A gauge of home-purchasing activity came in stronger than expected in September as buyers moved to take advantage of falling home prices, attractive mortgage rates, and a tax perk from Uncle Sam. The National Association of Realtors said Monday that its pending home sales index for September increased 6 percent from August and was more than 21 percent higher than in September of 2008—the largest year-over-year jump on record. (Pending home sales are measured by contract signings, as opposed to closings.) The index has now posted eight monthly increases in a row, representing the longest winning streak in its eight-year history. "Contract signings haven't been running this hot in almost three years," analyst Mike Larson of Weiss Research said in a report. Here are three things you need to know about the development:
1. Low prices, attractive mortgage rates: Home sales have firmed up in recent months as falling property values and cheap mortgage rates have increased the affordability of the housing stock. Through August, home prices in 20 major U.S. cities had returned to autumn 2003 levels, down more than 29 percent from their 2006 peaks, according to the most recent S&P/Case-Shiller report. Rates on 30-year fixed mortgages, meanwhile, dropped to an average of 5.18 percent in the last week of September, down from 6.22 percent a year earlier, according to HSH.com.
2. $8,000 deadline: At least a portion of the report's strength reflects the looming expiration of the $8,000 first-time home buyer tax credit. In order to obtain the popular tax perk, buyers must have a transaction closed by November 30. And since closings can take 30 to 90 days in today's market, buyers need a signed contract well before the tax credit's deadline to ensure they'll qualify. "Clearly, buyers were eager to get business done before the credit's November expiration," Larson said. Last week, however, Senate lawmakers reached a bipartisan deal to push back the tax credit's deadline and expand it to current homeowners. In addition, the Obama administration expressed support for extending the credit, making the likelihood of its enactment. The political outlook for expanding the first-time home buyer tax credit was less clear in September, prompting some buyers to believe they needed to act fast or risk missing out.
3. October surprise: October, however, is much closer to the November 30 deadline.

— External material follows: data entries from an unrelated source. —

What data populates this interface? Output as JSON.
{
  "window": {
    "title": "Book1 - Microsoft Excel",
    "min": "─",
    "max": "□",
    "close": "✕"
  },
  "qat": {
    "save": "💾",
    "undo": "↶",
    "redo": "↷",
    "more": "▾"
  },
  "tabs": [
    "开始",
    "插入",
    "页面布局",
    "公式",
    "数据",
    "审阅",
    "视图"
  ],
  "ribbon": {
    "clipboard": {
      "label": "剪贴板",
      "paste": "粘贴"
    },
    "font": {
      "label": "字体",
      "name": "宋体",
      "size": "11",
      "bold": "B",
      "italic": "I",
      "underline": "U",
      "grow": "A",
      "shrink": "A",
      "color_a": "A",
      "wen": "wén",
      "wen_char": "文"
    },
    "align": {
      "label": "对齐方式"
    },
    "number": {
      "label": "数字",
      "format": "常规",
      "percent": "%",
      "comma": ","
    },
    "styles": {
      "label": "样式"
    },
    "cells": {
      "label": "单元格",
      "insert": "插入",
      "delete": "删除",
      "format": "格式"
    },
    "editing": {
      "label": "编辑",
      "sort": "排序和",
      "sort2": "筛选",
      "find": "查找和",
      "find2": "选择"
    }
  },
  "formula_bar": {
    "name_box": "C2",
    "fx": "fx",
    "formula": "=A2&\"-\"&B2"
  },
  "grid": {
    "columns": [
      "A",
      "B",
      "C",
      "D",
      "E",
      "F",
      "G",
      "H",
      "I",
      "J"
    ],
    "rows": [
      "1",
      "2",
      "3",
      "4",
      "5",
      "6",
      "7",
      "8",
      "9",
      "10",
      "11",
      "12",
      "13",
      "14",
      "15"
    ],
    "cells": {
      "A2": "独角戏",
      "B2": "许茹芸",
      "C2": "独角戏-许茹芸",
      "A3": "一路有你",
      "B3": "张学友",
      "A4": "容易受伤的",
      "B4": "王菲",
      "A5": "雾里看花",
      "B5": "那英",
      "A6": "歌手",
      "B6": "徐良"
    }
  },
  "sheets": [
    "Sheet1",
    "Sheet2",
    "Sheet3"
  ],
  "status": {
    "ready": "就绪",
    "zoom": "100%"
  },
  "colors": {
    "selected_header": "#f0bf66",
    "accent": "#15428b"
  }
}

And, again, for most of October the outlook for the credit's extension was less optimistic than it is today. As a result, some housing experts say pending homes sales figures may slip when the October numbers come in. "We are still cautious," Ian Shepherdson, chief U.S. economist at High Frequency Economics, said in a report. "[I]t may be simply that people rushed to contract in Sep so as to be sure of closing by Nov 30, in which case there is still scope for a sharp fall in the October index."
For his part, Larson says he wouldn't be shocked to see the pending home sales index decline in the next couple of months, but he doesn't feel any slippage will be enough to derail a recovery. "[W]ith Congress set to extend the credit through mid-2010 . . . and expand it to a broader pool of potential buyers . . . the market should remain fairly well-supported," he said in a report.